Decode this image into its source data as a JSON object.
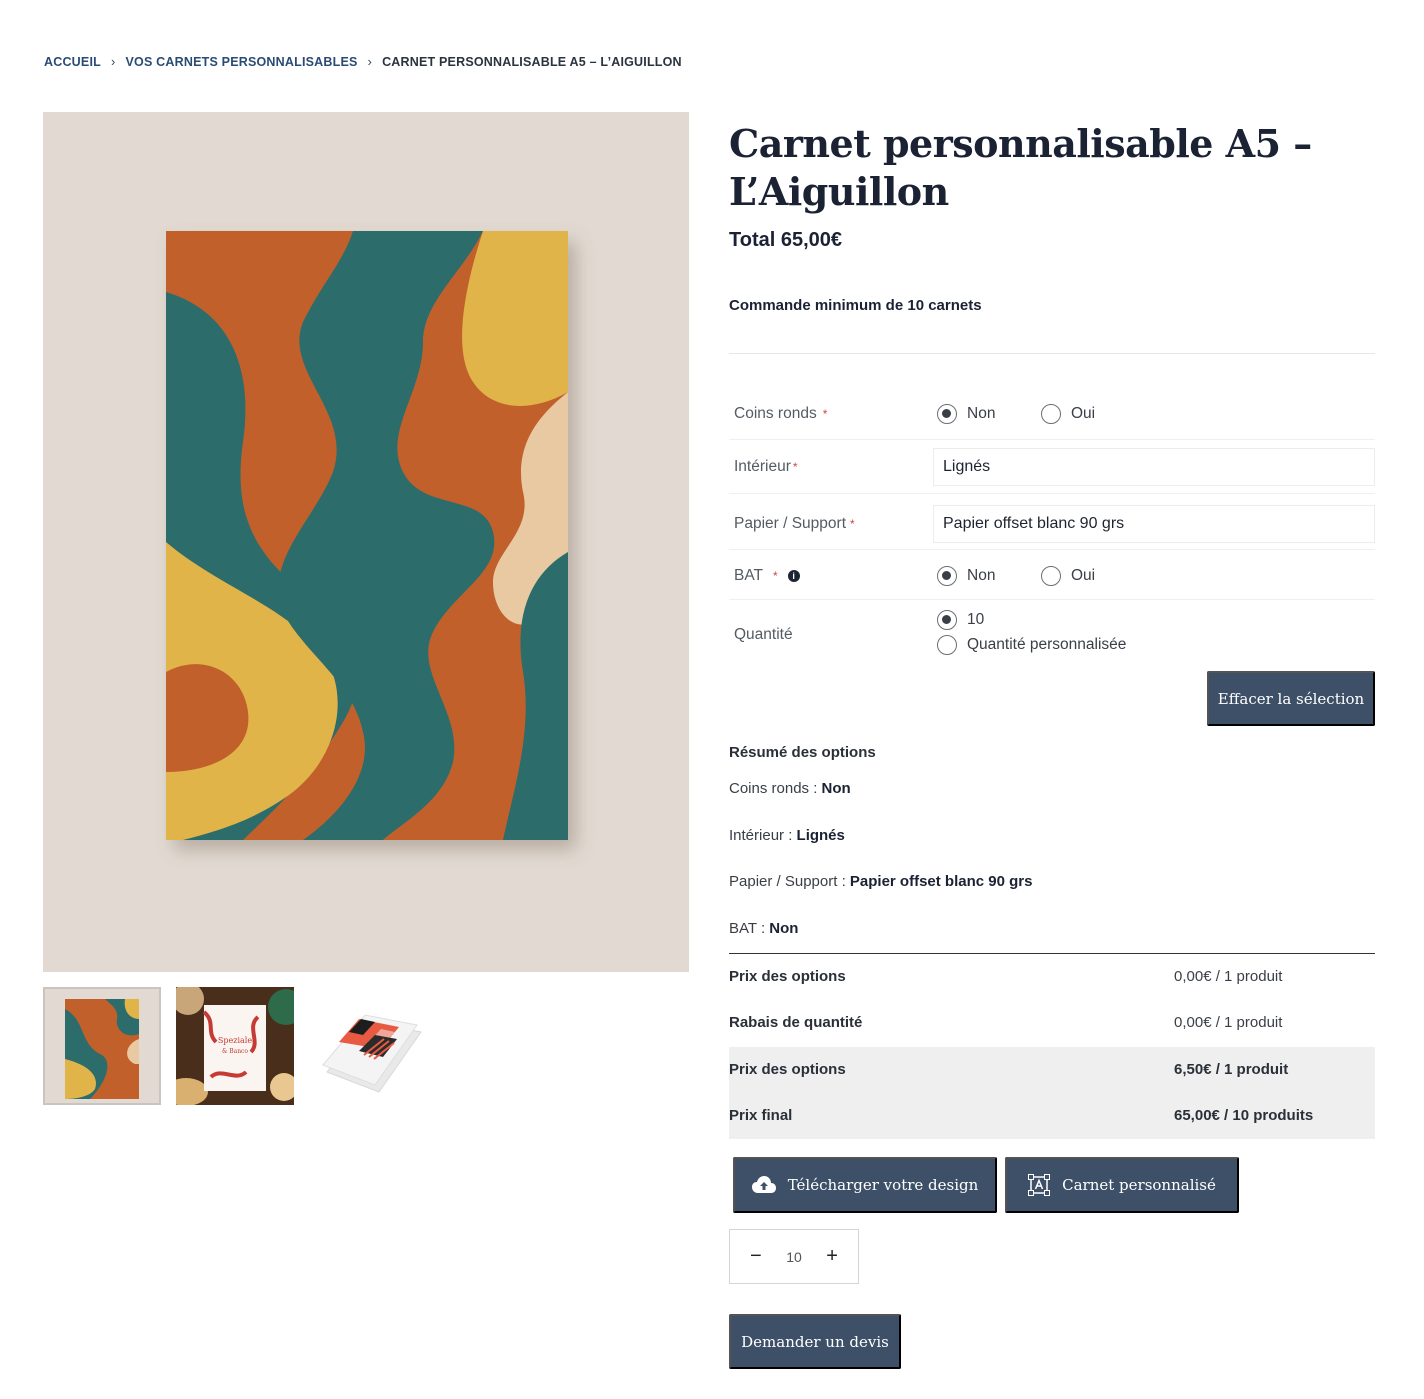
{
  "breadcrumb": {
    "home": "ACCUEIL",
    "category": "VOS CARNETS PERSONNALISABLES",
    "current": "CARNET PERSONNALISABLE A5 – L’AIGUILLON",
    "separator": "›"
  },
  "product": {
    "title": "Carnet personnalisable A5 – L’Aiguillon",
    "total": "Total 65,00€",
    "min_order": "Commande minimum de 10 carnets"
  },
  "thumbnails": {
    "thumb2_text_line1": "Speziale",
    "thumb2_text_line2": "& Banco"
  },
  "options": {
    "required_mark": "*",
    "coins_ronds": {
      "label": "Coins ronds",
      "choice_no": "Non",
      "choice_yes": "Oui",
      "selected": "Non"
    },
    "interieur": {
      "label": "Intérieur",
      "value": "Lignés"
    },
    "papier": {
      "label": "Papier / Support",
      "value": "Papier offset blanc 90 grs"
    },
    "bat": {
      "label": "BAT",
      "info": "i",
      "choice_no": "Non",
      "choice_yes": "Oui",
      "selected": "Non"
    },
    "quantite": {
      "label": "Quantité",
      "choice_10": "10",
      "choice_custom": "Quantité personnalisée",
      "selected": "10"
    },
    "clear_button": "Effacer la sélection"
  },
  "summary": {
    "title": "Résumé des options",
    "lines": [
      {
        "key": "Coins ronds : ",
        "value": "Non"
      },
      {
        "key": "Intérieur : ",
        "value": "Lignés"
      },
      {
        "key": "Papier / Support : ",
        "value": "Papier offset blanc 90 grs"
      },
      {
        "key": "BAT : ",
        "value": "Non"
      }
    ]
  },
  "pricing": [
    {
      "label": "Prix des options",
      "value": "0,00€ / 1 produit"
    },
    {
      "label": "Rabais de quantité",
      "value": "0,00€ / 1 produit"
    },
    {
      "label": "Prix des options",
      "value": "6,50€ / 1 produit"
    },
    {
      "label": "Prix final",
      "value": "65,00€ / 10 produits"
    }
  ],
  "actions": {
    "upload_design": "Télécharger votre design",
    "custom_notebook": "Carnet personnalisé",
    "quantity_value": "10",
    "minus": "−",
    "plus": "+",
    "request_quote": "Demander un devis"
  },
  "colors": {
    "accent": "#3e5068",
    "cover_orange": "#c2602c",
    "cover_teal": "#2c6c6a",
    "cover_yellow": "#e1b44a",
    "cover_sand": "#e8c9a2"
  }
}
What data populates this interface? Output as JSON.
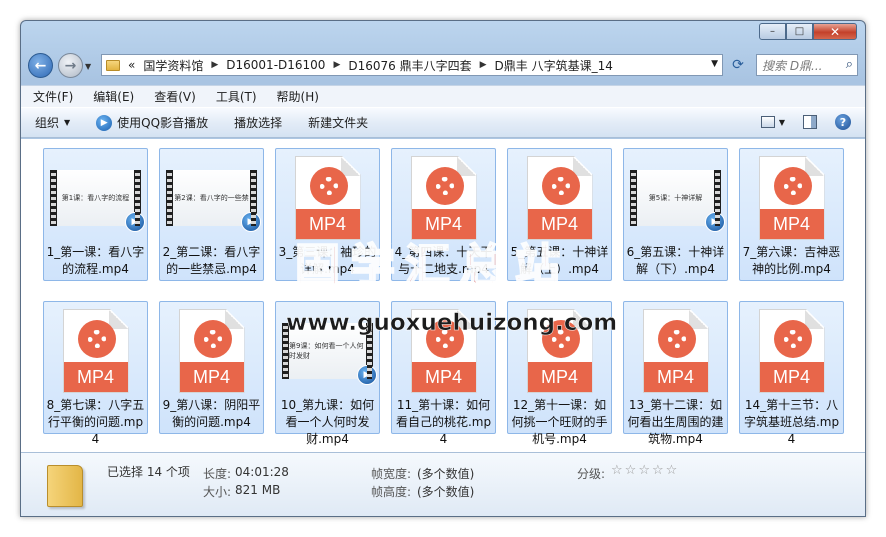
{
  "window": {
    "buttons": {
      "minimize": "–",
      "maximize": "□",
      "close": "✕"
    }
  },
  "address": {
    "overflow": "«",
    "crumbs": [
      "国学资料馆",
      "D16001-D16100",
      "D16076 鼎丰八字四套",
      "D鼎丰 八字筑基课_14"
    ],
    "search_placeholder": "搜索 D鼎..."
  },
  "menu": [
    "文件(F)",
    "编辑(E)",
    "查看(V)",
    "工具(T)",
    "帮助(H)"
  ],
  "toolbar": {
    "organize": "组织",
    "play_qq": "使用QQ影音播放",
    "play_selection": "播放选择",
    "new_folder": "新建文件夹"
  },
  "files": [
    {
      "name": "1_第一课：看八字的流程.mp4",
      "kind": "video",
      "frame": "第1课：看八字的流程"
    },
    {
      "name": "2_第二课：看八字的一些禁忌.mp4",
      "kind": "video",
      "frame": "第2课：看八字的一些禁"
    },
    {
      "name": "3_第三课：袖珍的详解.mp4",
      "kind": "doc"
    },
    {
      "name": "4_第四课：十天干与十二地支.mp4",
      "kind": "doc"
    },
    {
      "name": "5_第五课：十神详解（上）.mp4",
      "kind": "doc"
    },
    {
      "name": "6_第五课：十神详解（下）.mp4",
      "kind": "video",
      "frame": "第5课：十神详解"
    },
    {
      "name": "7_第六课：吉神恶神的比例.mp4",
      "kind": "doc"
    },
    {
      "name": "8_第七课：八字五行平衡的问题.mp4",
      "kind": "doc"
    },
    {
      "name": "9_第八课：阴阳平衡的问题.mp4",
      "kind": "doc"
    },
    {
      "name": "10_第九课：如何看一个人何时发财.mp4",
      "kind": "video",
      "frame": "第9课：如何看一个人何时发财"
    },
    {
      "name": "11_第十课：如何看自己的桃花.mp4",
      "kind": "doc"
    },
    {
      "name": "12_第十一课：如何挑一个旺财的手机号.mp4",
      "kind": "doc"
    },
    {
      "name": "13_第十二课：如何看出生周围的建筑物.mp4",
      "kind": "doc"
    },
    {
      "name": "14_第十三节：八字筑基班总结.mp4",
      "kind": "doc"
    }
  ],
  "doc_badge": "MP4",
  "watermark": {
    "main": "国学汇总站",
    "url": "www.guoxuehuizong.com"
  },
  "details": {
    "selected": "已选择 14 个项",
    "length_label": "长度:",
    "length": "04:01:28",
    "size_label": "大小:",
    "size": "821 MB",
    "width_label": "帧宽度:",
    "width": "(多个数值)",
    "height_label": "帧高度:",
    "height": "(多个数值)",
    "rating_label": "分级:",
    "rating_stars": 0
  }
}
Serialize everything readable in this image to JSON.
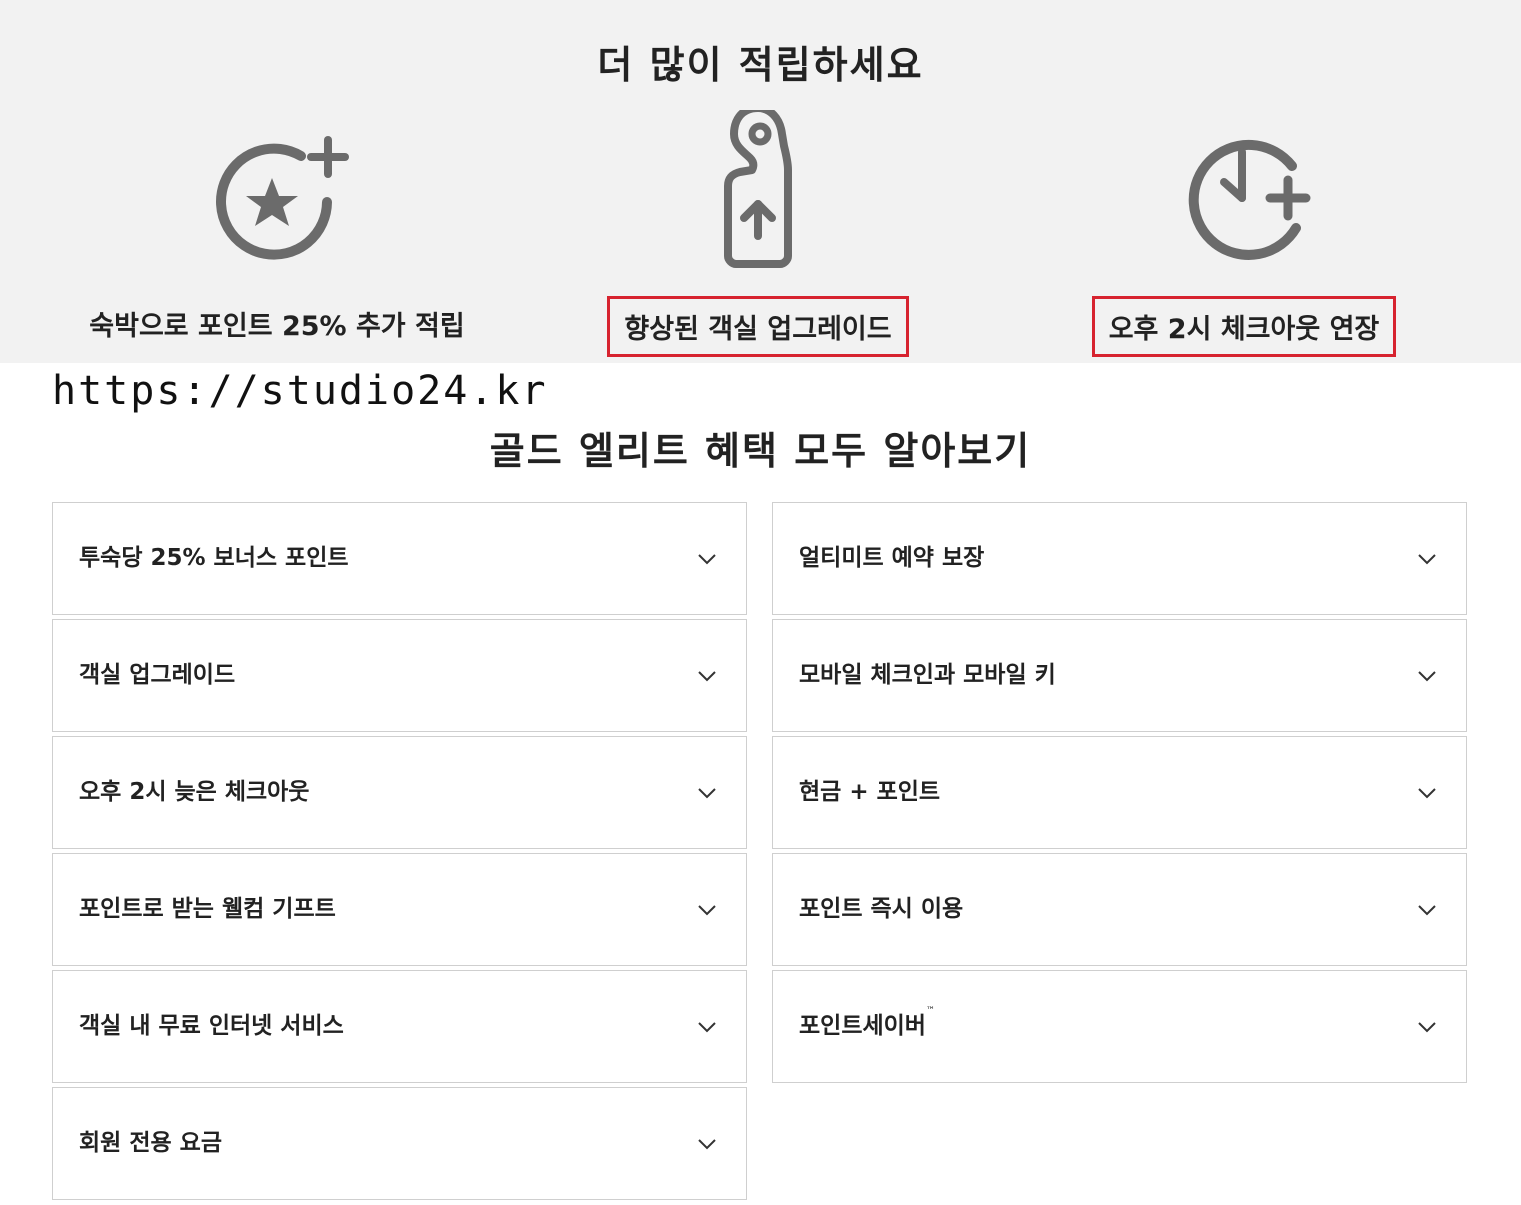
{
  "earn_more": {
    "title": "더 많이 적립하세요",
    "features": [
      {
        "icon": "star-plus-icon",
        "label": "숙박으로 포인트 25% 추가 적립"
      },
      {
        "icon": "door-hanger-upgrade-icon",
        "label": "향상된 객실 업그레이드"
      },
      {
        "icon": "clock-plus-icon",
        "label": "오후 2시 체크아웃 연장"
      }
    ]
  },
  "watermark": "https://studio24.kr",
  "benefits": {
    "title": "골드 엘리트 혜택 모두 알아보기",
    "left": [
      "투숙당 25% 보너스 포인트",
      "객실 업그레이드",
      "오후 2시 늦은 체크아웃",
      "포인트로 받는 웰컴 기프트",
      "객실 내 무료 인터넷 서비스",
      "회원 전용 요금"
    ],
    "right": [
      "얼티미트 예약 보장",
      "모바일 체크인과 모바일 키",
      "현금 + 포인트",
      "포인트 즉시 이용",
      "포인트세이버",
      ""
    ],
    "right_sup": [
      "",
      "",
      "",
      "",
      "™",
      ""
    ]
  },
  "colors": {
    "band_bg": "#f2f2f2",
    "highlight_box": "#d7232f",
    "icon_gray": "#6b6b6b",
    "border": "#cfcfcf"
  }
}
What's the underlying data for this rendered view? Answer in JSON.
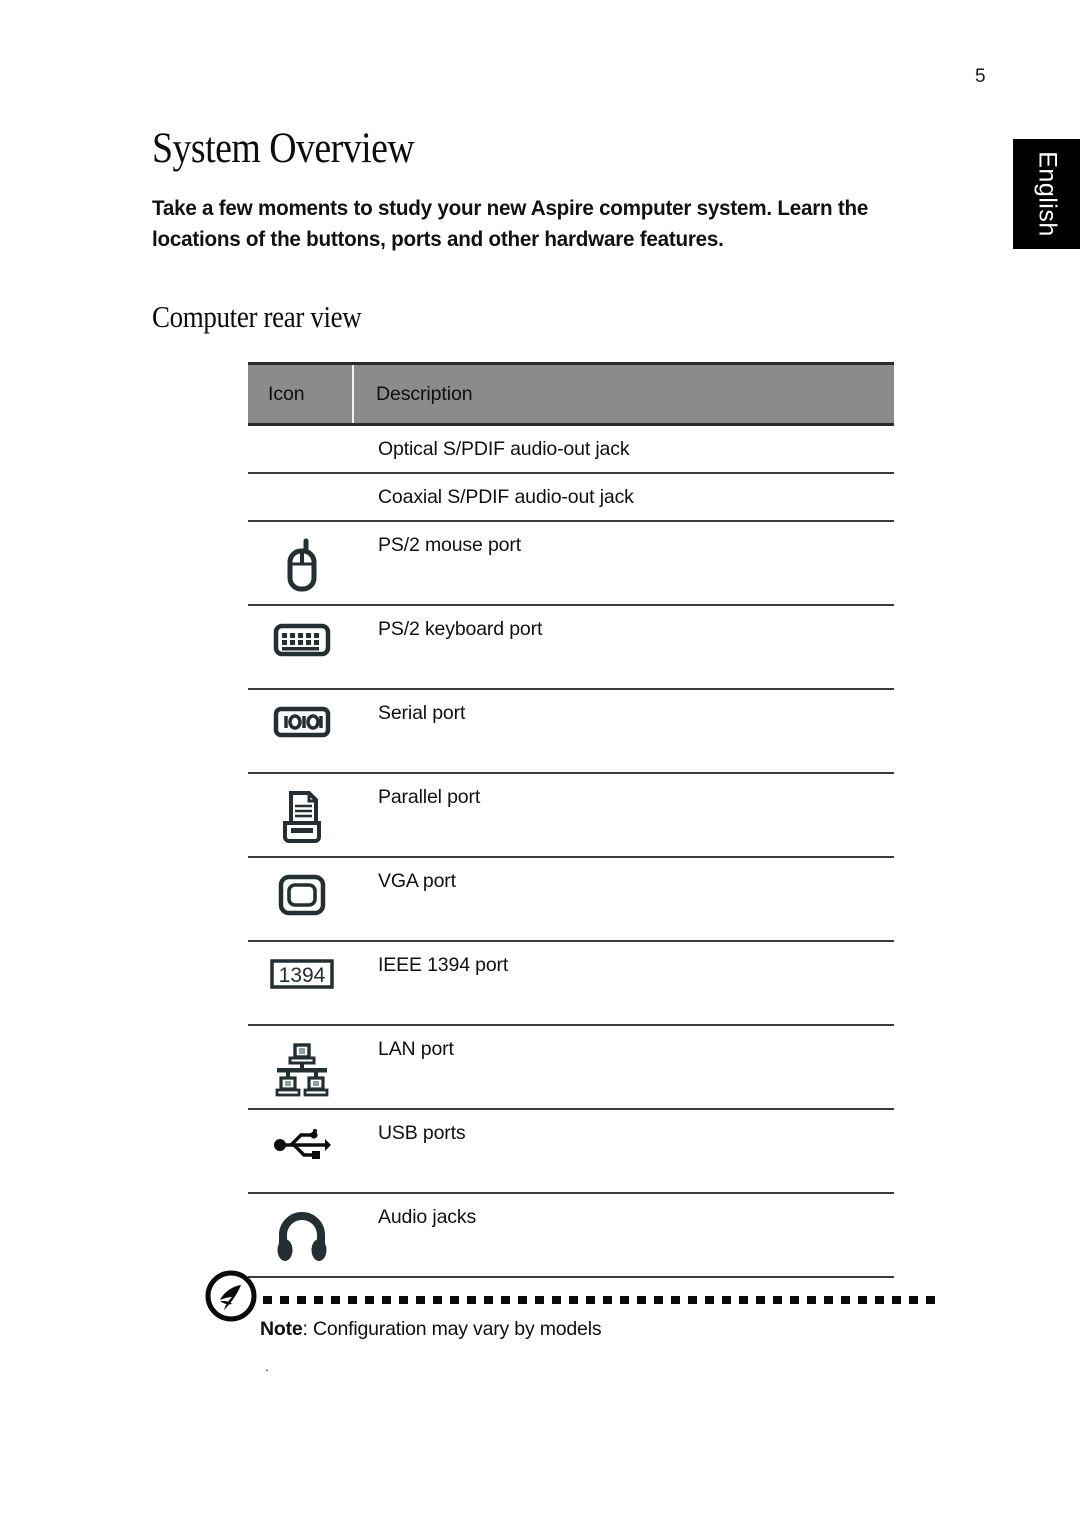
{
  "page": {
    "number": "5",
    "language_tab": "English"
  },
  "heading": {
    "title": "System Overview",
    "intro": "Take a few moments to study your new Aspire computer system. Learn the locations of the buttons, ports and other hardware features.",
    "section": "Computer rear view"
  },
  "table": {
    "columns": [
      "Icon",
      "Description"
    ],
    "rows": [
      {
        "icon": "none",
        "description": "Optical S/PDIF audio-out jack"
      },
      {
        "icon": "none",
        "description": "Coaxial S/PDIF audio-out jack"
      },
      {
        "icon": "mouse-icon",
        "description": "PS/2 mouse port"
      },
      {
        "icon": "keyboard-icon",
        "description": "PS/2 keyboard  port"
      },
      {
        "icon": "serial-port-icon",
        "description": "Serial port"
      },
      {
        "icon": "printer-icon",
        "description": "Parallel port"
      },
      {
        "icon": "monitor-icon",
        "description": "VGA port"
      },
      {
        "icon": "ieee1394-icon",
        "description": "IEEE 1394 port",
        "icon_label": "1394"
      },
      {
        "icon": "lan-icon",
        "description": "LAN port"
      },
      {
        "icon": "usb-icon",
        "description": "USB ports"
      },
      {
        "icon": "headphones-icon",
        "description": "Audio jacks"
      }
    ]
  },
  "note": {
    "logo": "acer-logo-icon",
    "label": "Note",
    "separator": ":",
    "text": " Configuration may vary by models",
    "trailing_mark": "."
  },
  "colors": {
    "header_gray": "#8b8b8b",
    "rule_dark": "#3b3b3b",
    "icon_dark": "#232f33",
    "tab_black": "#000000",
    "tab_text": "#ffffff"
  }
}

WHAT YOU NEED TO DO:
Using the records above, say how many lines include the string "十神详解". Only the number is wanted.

RESULT OF THIS TASK:
3